Unfortunately I must content myself with what I think happened. And yes, I think if my belief is correct and they were caught out with the evidence to prove it the utmost penalty should have been theirs. Of course, not all the players are still among the living.

straightarrow said...

Where in the constitution is Congress given a role in foreign policy, except for votes of whether to ratify or not the treaties the executive branch has negotiated?

HumboldtBlue said...

"Nothing in section 953, however, would appear to restrict
members of the Congress from engaging in discussions with foreign officials in
pursuance of their legislative duties under the Constitution."

That's the State Dept.
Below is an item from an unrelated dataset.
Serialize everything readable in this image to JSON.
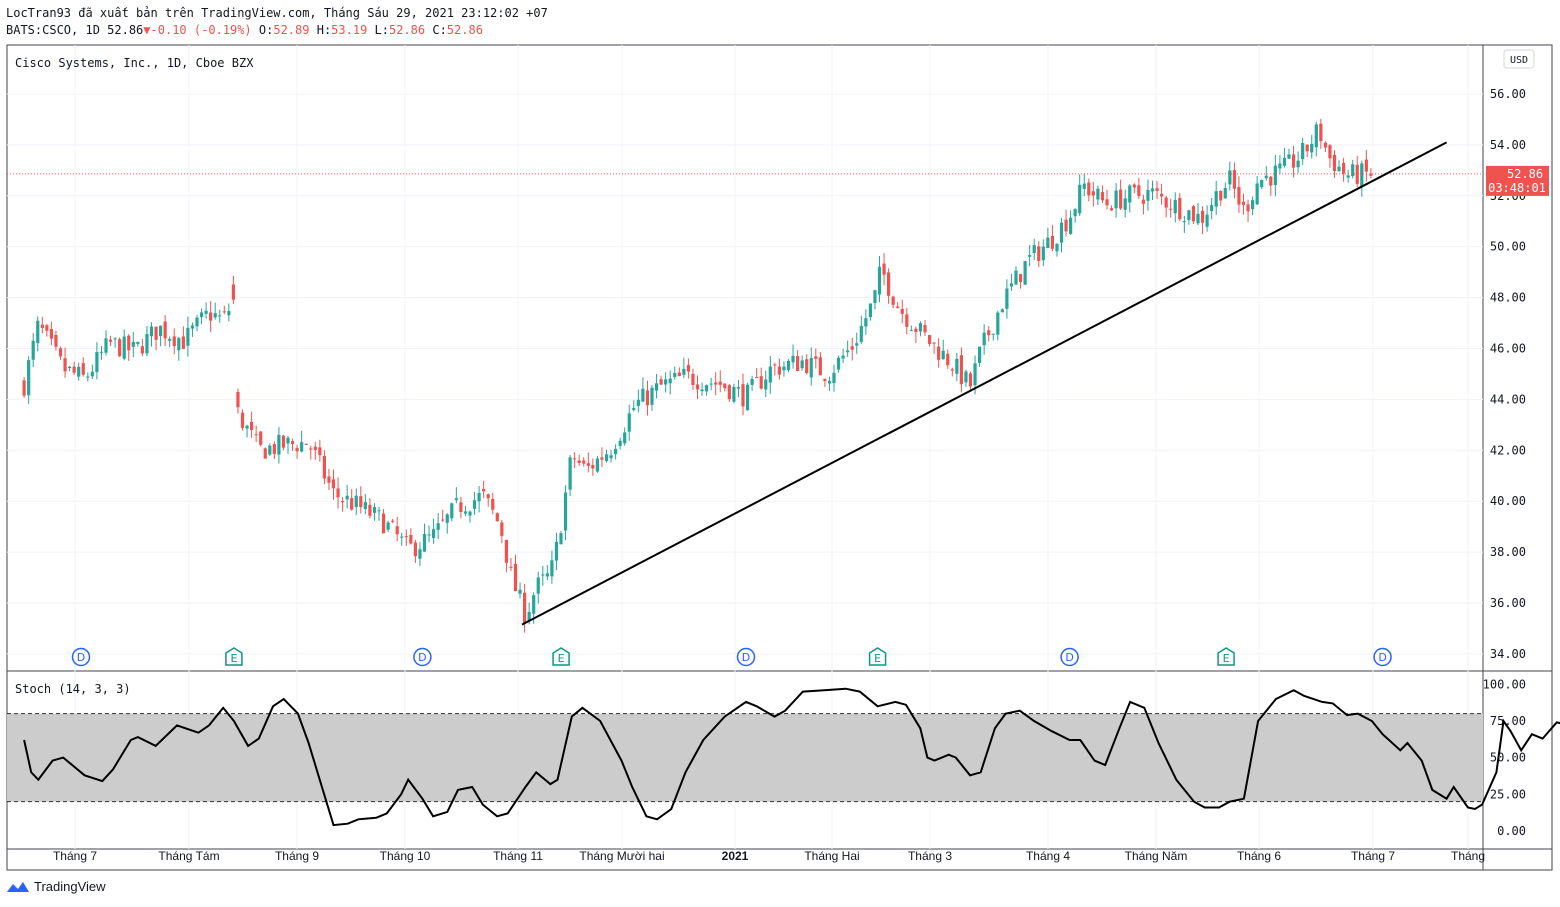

How much clearer can it be said?

"Have you not the courage to engage in a real insult? "

Would you like me to refer to you as a nappy-headed-ho? Or should I find some third grade insults to call you?

You have made up your mind that Pelosi violated the Logan act, I have offered evidence that she didn't, so now we're supposed to insult one another because we disgaree?

You have repeatedly claimed that Pelosi misrepresented our government without one shred of evidence other than "I believe."

If Pelosi negotiated with the Syrians please provide some evidence. If she undermined in any way this administrations policies regarding Syria, please provide some evidence.

I have yet to read anywhere (other than the Professor's editorial) that she has done anything to violate the Logan act.

You are arguing that by merely going to Syria Pelosi violated the Logan Act, and I see no evidence for that claim.

And finally ...

"You can deny that is what she engaged in if you want, but her own words put the lie to you."

Please provide some evidence.

straightarrow said...

"You are arguing that by merely going to Syria Pelosi violated the Logan Act, and I see no evidence for that claim."

No, I am not, nor have I ever. However, in order to excuse her, you must lie about what I said.

No, I will not provide you any more proof. I don't need to. Just look at the news tapes and interviews of her on this issue.

Your argument is not with me on whether or not she did it, it is with her. She says she did, you say she didn't. So you try to cast doubt on my veracity or judgment to kill the message that originated with her. That is lame.

Lacey said...

Great work.